[[ MATERIAL FOR THE TASK, beginning ]]

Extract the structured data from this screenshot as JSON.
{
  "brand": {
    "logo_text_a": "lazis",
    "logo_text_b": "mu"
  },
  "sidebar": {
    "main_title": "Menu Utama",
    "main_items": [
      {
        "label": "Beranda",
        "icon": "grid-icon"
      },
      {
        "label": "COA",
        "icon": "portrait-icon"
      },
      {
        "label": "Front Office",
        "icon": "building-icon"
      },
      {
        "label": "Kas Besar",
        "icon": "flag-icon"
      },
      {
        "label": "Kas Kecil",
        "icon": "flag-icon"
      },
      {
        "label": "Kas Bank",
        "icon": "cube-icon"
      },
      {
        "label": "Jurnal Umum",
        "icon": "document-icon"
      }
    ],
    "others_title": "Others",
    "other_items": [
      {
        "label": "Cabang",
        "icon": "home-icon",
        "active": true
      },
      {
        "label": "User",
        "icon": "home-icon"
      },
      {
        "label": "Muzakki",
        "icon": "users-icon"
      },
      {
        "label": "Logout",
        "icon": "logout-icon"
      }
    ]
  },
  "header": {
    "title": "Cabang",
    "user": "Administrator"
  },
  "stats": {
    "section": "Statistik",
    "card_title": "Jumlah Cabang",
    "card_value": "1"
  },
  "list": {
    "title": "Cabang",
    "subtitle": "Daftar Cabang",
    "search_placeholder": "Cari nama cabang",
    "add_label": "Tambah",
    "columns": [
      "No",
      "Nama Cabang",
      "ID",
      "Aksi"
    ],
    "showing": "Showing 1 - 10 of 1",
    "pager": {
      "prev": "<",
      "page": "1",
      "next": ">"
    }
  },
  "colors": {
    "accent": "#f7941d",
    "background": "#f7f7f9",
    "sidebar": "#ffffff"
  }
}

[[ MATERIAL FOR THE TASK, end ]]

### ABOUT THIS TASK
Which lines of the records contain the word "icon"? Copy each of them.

### SOLUTION TO THIS TASK
        "icon": "grid-icon"
        "icon": "portrait-icon"
        "icon": "building-icon"
        "icon": "flag-icon"
        "icon": "flag-icon"
        "icon": "cube-icon"
        "icon": "document-icon"
        "icon": "home-icon",
        "icon": "home-icon"
        "icon": "users-icon"
        "icon": "logout-icon"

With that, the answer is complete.